My husband took two at a time to sledge / toboggan, whilst I helped the other to ski. They all loved it. No complaining about the cold, and lots of fun had for a total of €79. The best thing was that it was quiet, and we did not have to queue (we did this on a Sunday). This meant that the kids had maximum number of turns going down the slopes, without getting cold waiting around.
Top Tip: Rendi’s snow world has a heated cabin for children to spend some time playing if they need a rest. It has colouring, books, puzzles, and toys, plus toilets. Take a picnic and drinks with you and its a great spot to recharge before heading back out for some skiing ( it also means you’re not spending extra money on lunch and drinks).
I was hoping that we may find a natural ice skating rink whilst in Rovaneimi, but we travelled in December, and from what I could figure out skating wouldn’t be really safe until February. Snowman world has a very small rink by all accounts, but we wanted something bigger, so headed into central Rovaneimi and Fun on Ice. This outdoor ice skating rink based in the centre of town at Lordi’s square, was very quiet, and medium sized. Skate hire was €10pp and this included use of the ice glider. Skate hire is for the day, so if you were staying locally, you could probably go a couple of times in the day. There is also an igloo and an ice slide at Lordi’s square, you can hire a matt for €5 and slide as often as you like. There are benches with animal skins around the perimeter of the rink so you can sit here and stay warm.
My daughter said this was the favourite part of her holiday, I would recommend going if you’re looking for an extra activity. The lighting in the centre is also really useful when it gets dark so early in the day.
Santa Clause Village:

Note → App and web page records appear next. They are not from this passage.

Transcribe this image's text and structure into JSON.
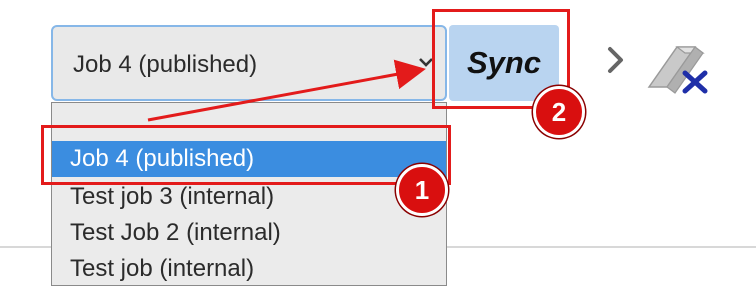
{
  "select": {
    "value": "Job 4 (published)"
  },
  "dropdown": {
    "options": [
      {
        "label": "Job 4 (published)",
        "selected": true
      },
      {
        "label": "Test job 3 (internal)",
        "selected": false
      },
      {
        "label": "Test Job 2 (internal)",
        "selected": false
      },
      {
        "label": "Test job (internal)",
        "selected": false
      }
    ]
  },
  "toolbar": {
    "sync_label": "Sync"
  },
  "annotations": {
    "badge_1": "1",
    "badge_2": "2",
    "color": "#e31b1b"
  },
  "colors": {
    "selected_option": "#3b8de0",
    "sync_button": "#b9d4f0",
    "select_focus_border": "#86b7e8",
    "clear_icon": "#1f2fa8"
  }
}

Santa Claus Village is located 10km outside of Rovaneimi. It is free to enter but you must pay for all the activities on offer. I have mentioned a number of these already, including Snowman World, Santa Claus Reindeer, and of course Santa in his Post Office, there are also mini snowmobile’s for the kids to try out priced at € 20 pp. There are a number of shops and cafes here also, and the giant snowman and twinkle lights make it a lovely place to visit when the sun has gone down. Arrive early to avoid the crowds, and take your sleigh as there are some small slopes to sledge on for free.
It is here that you can cross the arctic circle, and buy a certificate to prove it for €4.50. ( There actually quite nice an the kids loved them, despite having no real idea what the arctic circle was!)
Top Tip: Be sure to take your passport along, you can have it stamped at the information desk next to the arctic circle line for 50c… a nice addition to your passport.
Please see my latest blog, “Lapland, What to Wear, How to Stretch the Magic” for more top tips and ideas.